Ingredients

Scale
  • 5 cups butternut squash, cubed
  • 2 tbsp olive oil, divided
  • Salt
  • Pepper
  • 1 tbsp salted butter
  • 3 cloves garlic, minced
  • 1 small white onion, diced small
  • 1 tbsp sage, chopped
  • 1/2 tbsp fresh thyme leaves
  • 1 1/4 cup pearled farro
  • 1/2 cup dry white wine or water
  • 1 quart vegetable broth
  • 2 tsp lemon zest
  • 2 cups spinach, chopped
  • 1 cup shredded parmesan cheese
  • 68 whole sage leaves

Instructions

  1. Preheat oven to 400 degrees F. Toss butternut squash cubes in 1 tbsp olive oil and a generous pinch of salt and pepper.
  2. Roast butternut squash in the oven for 23-27 minutes, stirring once halfway through, until beginning to brown and fork tender.
  3. While the butternut squash roasts, prepare the farro risotto on the stovetop: heat a 1 tbsp olive oil and salted butter in large saute pan or stock pot over medium heat.
  4. Once the butter melts, add the garlic, onion, sage, and thyme. Season with a pinch of salt and pepper. Cook for 2-3 minutes, stirring occasionally, until onion is translucent.
  5. Add the farro and stir it in with the onion mixture. Cook for about 30 seconds to toast up the farro a bit.
  6. Pour the white wine or water into the pan and cook, stirring a few times, until the liquid is absorbed.
  7. Pour the vegetable broth into the pan. Bring to a boil, then reduce to a simmer and cover.
  8. Let the farro risotto simmer for 35-45 minutes, covered. Uncover and give everything a good stir every 10 minutes. Farro risotto will be done when farro is soft, thickened, and has absorbed a majority of the liquid.
  9. Stir in the lemon zest, spinach, and parmesan cheese.
  10. Taste and add more salt as needed.
  11. To make fried sage leaves, heat up a generous glug of olive oil (it should cover the bottom of the pan) over medium heat in a small nonstick skillet. Add a pinch of salt.
  12. Place whole sage leaves in the heated pan. They will curl up a bit on the sides – cook for about 30 seconds, then use a fork to flip them over, cooking for another 20-30 seconds.
  13. Remove the sage leaves onto a paper towel to soak up excess oil.
  14. Serve butternut squash topped with one or two fried sage leaves and freshly cracked black pepper.

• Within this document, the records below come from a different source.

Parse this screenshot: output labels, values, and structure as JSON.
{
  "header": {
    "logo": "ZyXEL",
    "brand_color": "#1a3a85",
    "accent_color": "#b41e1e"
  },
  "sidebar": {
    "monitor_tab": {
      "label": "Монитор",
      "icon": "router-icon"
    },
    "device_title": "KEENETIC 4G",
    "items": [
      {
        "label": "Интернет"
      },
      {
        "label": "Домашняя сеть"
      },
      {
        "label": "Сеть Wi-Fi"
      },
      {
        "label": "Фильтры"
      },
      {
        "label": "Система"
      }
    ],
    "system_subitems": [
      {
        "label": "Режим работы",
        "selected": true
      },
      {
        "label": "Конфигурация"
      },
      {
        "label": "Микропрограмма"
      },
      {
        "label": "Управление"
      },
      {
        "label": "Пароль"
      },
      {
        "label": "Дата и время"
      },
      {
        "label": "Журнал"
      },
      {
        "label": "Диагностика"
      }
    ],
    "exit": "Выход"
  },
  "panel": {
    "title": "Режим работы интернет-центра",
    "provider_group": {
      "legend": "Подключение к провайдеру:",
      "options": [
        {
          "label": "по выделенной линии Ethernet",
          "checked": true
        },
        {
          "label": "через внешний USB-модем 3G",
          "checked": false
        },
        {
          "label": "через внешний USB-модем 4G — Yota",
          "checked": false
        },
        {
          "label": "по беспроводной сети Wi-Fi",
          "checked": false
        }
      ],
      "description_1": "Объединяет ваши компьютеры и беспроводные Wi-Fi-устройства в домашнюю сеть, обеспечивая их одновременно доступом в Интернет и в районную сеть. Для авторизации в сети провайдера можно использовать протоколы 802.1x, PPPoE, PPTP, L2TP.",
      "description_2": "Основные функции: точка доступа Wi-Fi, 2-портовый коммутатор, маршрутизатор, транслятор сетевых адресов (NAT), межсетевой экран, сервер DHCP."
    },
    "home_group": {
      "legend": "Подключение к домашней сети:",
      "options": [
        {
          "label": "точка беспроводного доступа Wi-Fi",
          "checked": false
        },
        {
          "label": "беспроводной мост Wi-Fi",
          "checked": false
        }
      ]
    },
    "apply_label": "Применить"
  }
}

Notes

Storing and reheating

Keep leftovers in an airtight container in the fridge for up to three days.

Reheat individual portions in the microwave on a microwave-safe plate. Heat for about 1 minute, or until warmed through.

Keywords: farro risotto, farrotto, butternut squash farro risotto